modern folk, dark Americana and intimate rock and roll. Occasionally lumped into
a scene that wishes they could replicate his consistency, Jason Molina (the sole
member of Songs: Ohia) has been churning out some of his finest music in the
past year. In March, the release of Magnolia Electric Co. saw Songs: Ohia
graduating to a fuller sound that saw more contributors than before. Songs: Ohia
plans on continuing the output and was kind enough to answer some questions via
email about where he is now and where he is headed.
Tiny Mix Tapes: The full-band is obviously a new step for you on
Magnolia Electric Co. Was this the next logical step after touring with a live
band or was this something you were hesitant about at first?
Jason Molina: There has always been a “band” on each album. I would
say that Impala, with its drums, vocals, and guitar was the most minimal
of them all. Even Didn't It Rain had quite a few players on the songs,
especially side two. So it wasn't such a new step.
Tiny Mix Tapes: Can you tell us about Pyramid Electric Co.? Is it a
companion to Magnolia Electric Co. or it's own entity?
Jason Molina: Originally, I was going to have the Pyramid as the
companion record to Magnolia, since the songs were all written around the

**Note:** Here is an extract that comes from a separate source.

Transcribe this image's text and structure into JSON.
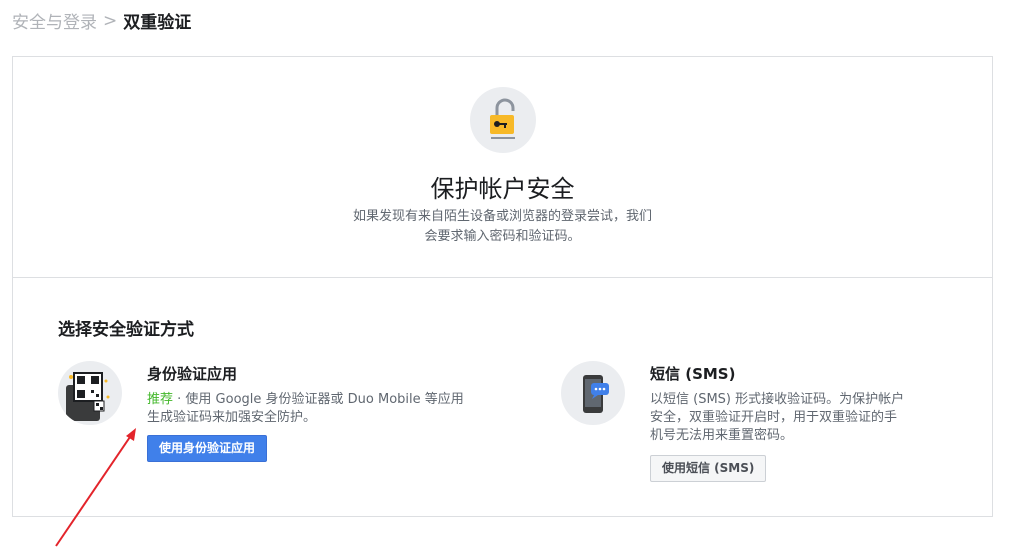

same time. Once the Magnolia session was finished, it seemed to me that
it was now two separate records. The Pyramid Electric Co. is very dark.
Atmospheres created by the recording and the time immediately after the
Amalgamated Sons of Rest session with Will Oldham and Ali Roberts.
Tiny Mix Tapes: In many people's minds, you are hitting your peak in
terms of songwriting, arrangements and quality with your last two albums. Being
so prolific, can you explain what, if any changes, have you been through that
can explain the latest burst of creativity?
Jason Molina: I just wake up one day at a time, many times I don't sleep.
At four in the morning, I can write some terrifying things, these make it to the
record only once in a great while. Now everything seems like the world is
heading as fast as it can into oblivion. I'm still writing about the same things
as always. Now, it must seem more connected to the people. Some people have
always gotten it.
Tiny Mix Tapes: Where do you see Songs: Ohia headed? What would you
like to try with your music (e.g. collaborations, new musical directions,
Jason Molina: There will be another Magnolia Electric Co. record
done in November, and I have just recorded about 15 songs alone with piano and
guitar, so these should come out sometime next year. In January, the Pyramid
sessions will be released.
Tiny Mix Tapes: I've seen Neil Young's After the Goldrush cited as
major influential on your work. What other albums have influenced your music?
What makes them special to you? What modern artists do you feel are making
quality music these days?
Jason Molina: I do not listen to much new music. I like Trans Am for
their consistency. I think that After The Goldrush was fantastic because
the recording techniques of the day matched the tone of the songs perfectly.
Same with old blues 78s and early jazz recordings.
Tiny Mix Tapes: Has moving to Chicago affected the new musical direction?
Do you find like-minded musicians easier to find over there?
Jason Molina: It's only the Midwest. In the old days there were no state
boundaries. From Ohio to Nebraska, it is remarkably similar far as territory
goes and the music responds to the stars more than to the streets.